▸ Assignment
Below are entries to reproduce exactly, apart from their pictures.

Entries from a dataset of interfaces

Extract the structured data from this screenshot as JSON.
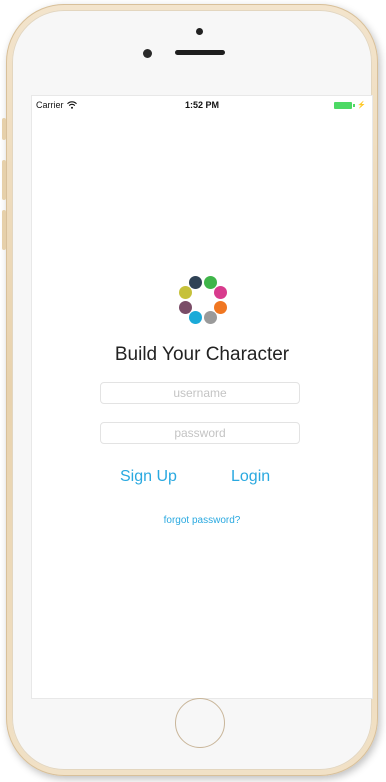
{
  "status_bar": {
    "carrier": "Carrier",
    "time": "1:52 PM",
    "battery_color": "#4cd964"
  },
  "logo": {
    "icon": "color-dots-ring-icon",
    "colors": [
      "#3fb54a",
      "#d83b8d",
      "#f07722",
      "#9a9a9a",
      "#1aaad8",
      "#7a4c67",
      "#c6c13a",
      "#2f4255"
    ]
  },
  "app": {
    "title": "Build Your Character",
    "username_placeholder": "username",
    "password_placeholder": "password",
    "signup_label": "Sign Up",
    "login_label": "Login",
    "forgot_label": "forgot password?",
    "accent_color": "#2aa9e0"
  }
}
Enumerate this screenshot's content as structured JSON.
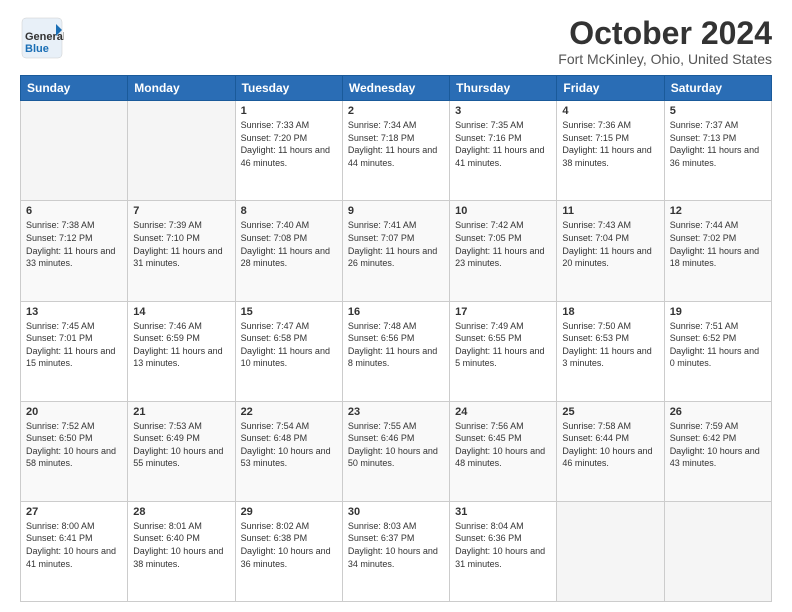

▸ Expected output
Extract the structured data from this screenshot as JSON.
{
  "status_bar": {
    "carrier": "Carrier",
    "time": "1:52 PM",
    "battery_color": "#4cd964"
  },
  "logo": {
    "icon": "color-dots-ring-icon",
    "colors": [
      "#3fb54a",
      "#d83b8d",
      "#f07722",
      "#9a9a9a",
      "#1aaad8",
      "#7a4c67",
      "#c6c13a",
      "#2f4255"
    ]
  },
  "app": {
    "title": "Build Your Character",
    "username_placeholder": "username",
    "password_placeholder": "password",
    "signup_label": "Sign Up",
    "login_label": "Login",
    "forgot_label": "forgot password?",
    "accent_color": "#2aa9e0"
  }
}
Enumerate this screenshot's content as structured JSON.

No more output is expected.